Computer Aids for VLSI Design
Steven M. Rubin

Chapter 3: Representation

 Section 5 of 7

## 3.5 Connectivity Representation

### 3.5.1 Nodes, Arcs, and Ports

Networks provide a suitable representation for connectivity. Most commonly, nodes of a network are electronic components and arcs are connecting wires. Some systems reverse this to represent wires as nodes and components as arcs [Karplus]. Without significant loss of generality, the discussion here will adopt the former assumption to show how networks can represent connectivity.

In network representations, there are two types of objects: nodes and arcs. Each arc object connects exactly two nodes and so it has attributes that identify these two objects. However, it is not as easy to list every arc that connects to a node because there is no limit to the number of connections that a node can have. In addition to this need for unlimited arc pointers, there may be other attribute information associated with these node-arc connections. For this reason, a connection object is used to link nodes and arcs, called a port. A port is the site of an arc connection on a node. By having explicit port objects in a linked list, it is possible to represent an unlimited number of connecting arcs on a node and to store any information about the connection.

 FIGURE 3.11 Node, arc, and port objects form a network.

The most basic connectivity representation has node, arc, and port objects (see Fig. 3.11). The node and arc objects in this figure are named and so have "name" attributes, which identify them. These objects also have "link" attributes, which collect them into two lists that form the circuit. An external list head for these lists is all that is needed to identify the entire collection. To link arcs with nodes, each arc object has a "from" and "to" attribute that points to node objects. Also, each node object has a "first port" attribute that heads a list of port objects. If there are no arcs connected to a node (as in node E of the figure), then this field is null because there are no ports. For every arc that does connect, there is a port object that contains a pointer to that arc. The port object also has a "next port" attribute that points to the next port object in the linked list on the node. When there are no more arc connections, and therefore no more ports, the "next port" attribute contains a null value to terminate the list. Figure 3.12 shows the circuit in a more natural way.
 FIGURE 3.12 The network of Fig. 3.11.
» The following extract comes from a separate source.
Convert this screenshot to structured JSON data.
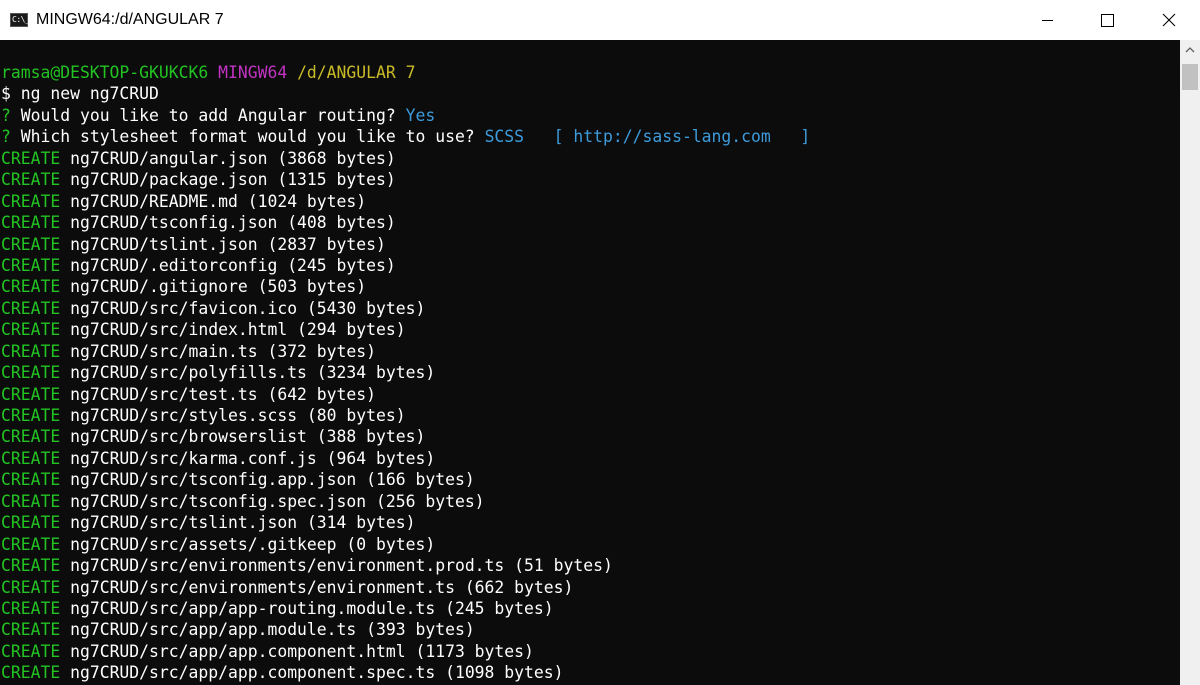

When representing a VLSI circuit both geometrically and as a network, there is a question about how the geometry of components and wires will relate. Since the wire attaches onto the component, its geometry will overlap that of the component. Also, when two wires meet, their geometry must be correct at the intersection point. Three popular approaches are for wires to be rounded, for them to extend beyond the endpoint by one-half of their width, and for them to terminate cleanly at their endpoint (see Fig. 3.13). With no extension, some additional geometry must appear at wire intersections to make a correct connection. If this additional material is round, the wires can meet at all angles. With an extension of one-half of the width, wires will meet correctly when at orthogonal orientations. However, extended wires that meet at nonorthogonal angles will have to extend somewhere between zero and one-half of the wire width [Mead and Conway]. Yet another problem in the one-half-width extension scheme is that the two wires may have differing widths. In this case, wire extension should be by one-half of the width of the narrowest wire.
 FIGURE 3.13 Possible wire geometries: (a) Wires with rounded ends (b) Wires that extend by one-half of their width (c) Wires that terminate at the endpoint.

The representation of connected networks is somewhat complex. Part of this complexity is a response to the need for arbitrary circuit-size capacity and part is a result of cooperation with other representational needs.